- **Exercise aim**
A word-for-word repetition of all the entries is needed.

- **Given records**
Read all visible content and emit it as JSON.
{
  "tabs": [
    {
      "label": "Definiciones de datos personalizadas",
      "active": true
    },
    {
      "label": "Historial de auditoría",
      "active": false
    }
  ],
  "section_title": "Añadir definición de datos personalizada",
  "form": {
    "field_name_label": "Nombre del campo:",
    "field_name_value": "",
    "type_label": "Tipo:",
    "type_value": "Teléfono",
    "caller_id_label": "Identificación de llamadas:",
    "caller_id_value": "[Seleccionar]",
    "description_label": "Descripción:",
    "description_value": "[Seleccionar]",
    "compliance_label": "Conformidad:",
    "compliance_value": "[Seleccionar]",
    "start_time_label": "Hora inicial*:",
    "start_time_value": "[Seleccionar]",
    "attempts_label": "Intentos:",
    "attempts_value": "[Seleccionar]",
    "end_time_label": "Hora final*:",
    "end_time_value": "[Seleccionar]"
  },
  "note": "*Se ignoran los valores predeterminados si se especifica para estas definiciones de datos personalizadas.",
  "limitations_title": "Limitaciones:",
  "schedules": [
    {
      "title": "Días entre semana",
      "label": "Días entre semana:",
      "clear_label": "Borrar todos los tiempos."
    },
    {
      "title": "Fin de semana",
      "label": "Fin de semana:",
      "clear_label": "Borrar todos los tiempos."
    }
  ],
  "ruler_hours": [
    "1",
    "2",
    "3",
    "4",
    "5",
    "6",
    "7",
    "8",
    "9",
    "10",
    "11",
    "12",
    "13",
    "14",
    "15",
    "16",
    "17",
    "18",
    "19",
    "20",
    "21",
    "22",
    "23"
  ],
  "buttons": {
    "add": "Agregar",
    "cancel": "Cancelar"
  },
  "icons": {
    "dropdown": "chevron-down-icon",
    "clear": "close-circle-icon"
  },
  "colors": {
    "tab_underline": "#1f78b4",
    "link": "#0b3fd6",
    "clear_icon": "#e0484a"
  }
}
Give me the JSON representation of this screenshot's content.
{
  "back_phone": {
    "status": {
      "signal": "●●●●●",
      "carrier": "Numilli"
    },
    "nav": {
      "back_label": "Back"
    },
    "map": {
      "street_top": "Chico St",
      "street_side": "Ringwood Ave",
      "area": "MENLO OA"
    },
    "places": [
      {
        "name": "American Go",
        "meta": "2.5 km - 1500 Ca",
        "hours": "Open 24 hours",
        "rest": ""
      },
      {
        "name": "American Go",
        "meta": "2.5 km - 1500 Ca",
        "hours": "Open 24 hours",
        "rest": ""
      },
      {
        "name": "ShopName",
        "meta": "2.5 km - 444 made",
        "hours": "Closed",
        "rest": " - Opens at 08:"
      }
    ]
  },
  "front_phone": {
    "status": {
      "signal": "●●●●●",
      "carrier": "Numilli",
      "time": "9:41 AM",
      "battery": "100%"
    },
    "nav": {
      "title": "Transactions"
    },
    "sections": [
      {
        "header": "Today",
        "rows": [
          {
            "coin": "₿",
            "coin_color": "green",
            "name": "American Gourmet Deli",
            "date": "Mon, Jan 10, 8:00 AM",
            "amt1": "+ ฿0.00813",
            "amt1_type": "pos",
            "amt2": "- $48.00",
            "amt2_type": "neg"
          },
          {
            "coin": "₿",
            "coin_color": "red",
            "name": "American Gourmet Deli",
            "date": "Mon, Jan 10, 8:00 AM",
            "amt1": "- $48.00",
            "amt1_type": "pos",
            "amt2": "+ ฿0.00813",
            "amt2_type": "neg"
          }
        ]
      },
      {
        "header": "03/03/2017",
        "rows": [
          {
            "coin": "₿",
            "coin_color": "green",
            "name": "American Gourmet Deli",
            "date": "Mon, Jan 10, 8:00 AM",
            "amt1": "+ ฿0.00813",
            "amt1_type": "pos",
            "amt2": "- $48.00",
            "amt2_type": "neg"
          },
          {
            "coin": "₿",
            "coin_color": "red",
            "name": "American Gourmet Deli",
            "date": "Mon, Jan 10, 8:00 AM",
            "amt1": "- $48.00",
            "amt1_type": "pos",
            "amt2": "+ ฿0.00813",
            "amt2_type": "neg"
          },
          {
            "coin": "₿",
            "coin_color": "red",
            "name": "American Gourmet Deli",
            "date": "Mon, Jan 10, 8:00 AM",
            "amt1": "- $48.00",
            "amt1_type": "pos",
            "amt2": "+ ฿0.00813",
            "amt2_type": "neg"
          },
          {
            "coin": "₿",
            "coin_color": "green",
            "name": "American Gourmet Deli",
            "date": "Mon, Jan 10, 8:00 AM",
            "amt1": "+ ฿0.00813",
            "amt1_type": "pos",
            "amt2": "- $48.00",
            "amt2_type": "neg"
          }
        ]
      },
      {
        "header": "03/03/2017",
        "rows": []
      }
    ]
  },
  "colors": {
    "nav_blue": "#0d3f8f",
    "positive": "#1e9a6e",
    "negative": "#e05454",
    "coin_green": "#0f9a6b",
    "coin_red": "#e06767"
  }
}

- **Task output**
Read all visible content and emit it as JSON.
{
  "tabs": [
    {
      "label": "Definiciones de datos personalizadas",
      "active": true
    },
    {
      "label": "Historial de auditoría",
      "active": false
    }
  ],
  "section_title": "Añadir definición de datos personalizada",
  "form": {
    "field_name_label": "Nombre del campo:",
    "field_name_value": "",
    "type_label": "Tipo:",
    "type_value": "Teléfono",
    "caller_id_label": "Identificación de llamadas:",
    "caller_id_value": "[Seleccionar]",
    "description_label": "Descripción:",
    "description_value": "[Seleccionar]",
    "compliance_label": "Conformidad:",
    "compliance_value": "[Seleccionar]",
    "start_time_label": "Hora inicial*:",
    "start_time_value": "[Seleccionar]",
    "attempts_label": "Intentos:",
    "attempts_value": "[Seleccionar]",
    "end_time_label": "Hora final*:",
    "end_time_value": "[Seleccionar]"
  },
  "note": "*Se ignoran los valores predeterminados si se especifica para estas definiciones de datos personalizadas.",
  "limitations_title": "Limitaciones:",
  "schedules": [
    {
      "title": "Días entre semana",
      "label": "Días entre semana:",
      "clear_label": "Borrar todos los tiempos."
    },
    {
      "title": "Fin de semana",
      "label": "Fin de semana:",
      "clear_label": "Borrar todos los tiempos."
    }
  ],
  "ruler_hours": [
    "1",
    "2",
    "3",
    "4",
    "5",
    "6",
    "7",
    "8",
    "9",
    "10",
    "11",
    "12",
    "13",
    "14",
    "15",
    "16",
    "17",
    "18",
    "19",
    "20",
    "21",
    "22",
    "23"
  ],
  "buttons": {
    "add": "Agregar",
    "cancel": "Cancelar"
  },
  "icons": {
    "dropdown": "chevron-down-icon",
    "clear": "close-circle-icon"
  },
  "colors": {
    "tab_underline": "#1f78b4",
    "link": "#0b3fd6",
    "clear_icon": "#e0484a"
  }
}
Give me the JSON representation of this screenshot's content.
{
  "back_phone": {
    "status": {
      "signal": "●●●●●",
      "carrier": "Numilli"
    },
    "nav": {
      "back_label": "Back"
    },
    "map": {
      "street_top": "Chico St",
      "street_side": "Ringwood Ave",
      "area": "MENLO OA"
    },
    "places": [
      {
        "name": "American Go",
        "meta": "2.5 km - 1500 Ca",
        "hours": "Open 24 hours",
        "rest": ""
      },
      {
        "name": "American Go",
        "meta": "2.5 km - 1500 Ca",
        "hours": "Open 24 hours",
        "rest": ""
      },
      {
        "name": "ShopName",
        "meta": "2.5 km - 444 made",
        "hours": "Closed",
        "rest": " - Opens at 08:"
      }
    ]
  },
  "front_phone": {
    "status": {
      "signal": "●●●●●",
      "carrier": "Numilli",
      "time": "9:41 AM",
      "battery": "100%"
    },
    "nav": {
      "title": "Transactions"
    },
    "sections": [
      {
        "header": "Today",
        "rows": [
          {
            "coin": "₿",
            "coin_color": "green",
            "name": "American Gourmet Deli",
            "date": "Mon, Jan 10, 8:00 AM",
            "amt1": "+ ฿0.00813",
            "amt1_type": "pos",
            "amt2": "- $48.00",
            "amt2_type": "neg"
          },
          {
            "coin": "₿",
            "coin_color": "red",
            "name": "American Gourmet Deli",
            "date": "Mon, Jan 10, 8:00 AM",
            "amt1": "- $48.00",
            "amt1_type": "pos",
            "amt2": "+ ฿0.00813",
            "amt2_type": "neg"
          }
        ]
      },
      {
        "header": "03/03/2017",
        "rows": [
          {
            "coin": "₿",
            "coin_color": "green",
            "name": "American Gourmet Deli",
            "date": "Mon, Jan 10, 8:00 AM",
            "amt1": "+ ฿0.00813",
            "amt1_type": "pos",
            "amt2": "- $48.00",
            "amt2_type": "neg"
          },
          {
            "coin": "₿",
            "coin_color": "red",
            "name": "American Gourmet Deli",
            "date": "Mon, Jan 10, 8:00 AM",
            "amt1": "- $48.00",
            "amt1_type": "pos",
            "amt2": "+ ฿0.00813",
            "amt2_type": "neg"
          },
          {
            "coin": "₿",
            "coin_color": "red",
            "name": "American Gourmet Deli",
            "date": "Mon, Jan 10, 8:00 AM",
            "amt1": "- $48.00",
            "amt1_type": "pos",
            "amt2": "+ ฿0.00813",
            "amt2_type": "neg"
          },
          {
            "coin": "₿",
            "coin_color": "green",
            "name": "American Gourmet Deli",
            "date": "Mon, Jan 10, 8:00 AM",
            "amt1": "+ ฿0.00813",
            "amt1_type": "pos",
            "amt2": "- $48.00",
            "amt2_type": "neg"
          }
        ]
      },
      {
        "header": "03/03/2017",
        "rows": []
      }
    ]
  },
  "colors": {
    "nav_blue": "#0d3f8f",
    "positive": "#1e9a6e",
    "negative": "#e05454",
    "coin_green": "#0f9a6b",
    "coin_red": "#e06767"
  }
}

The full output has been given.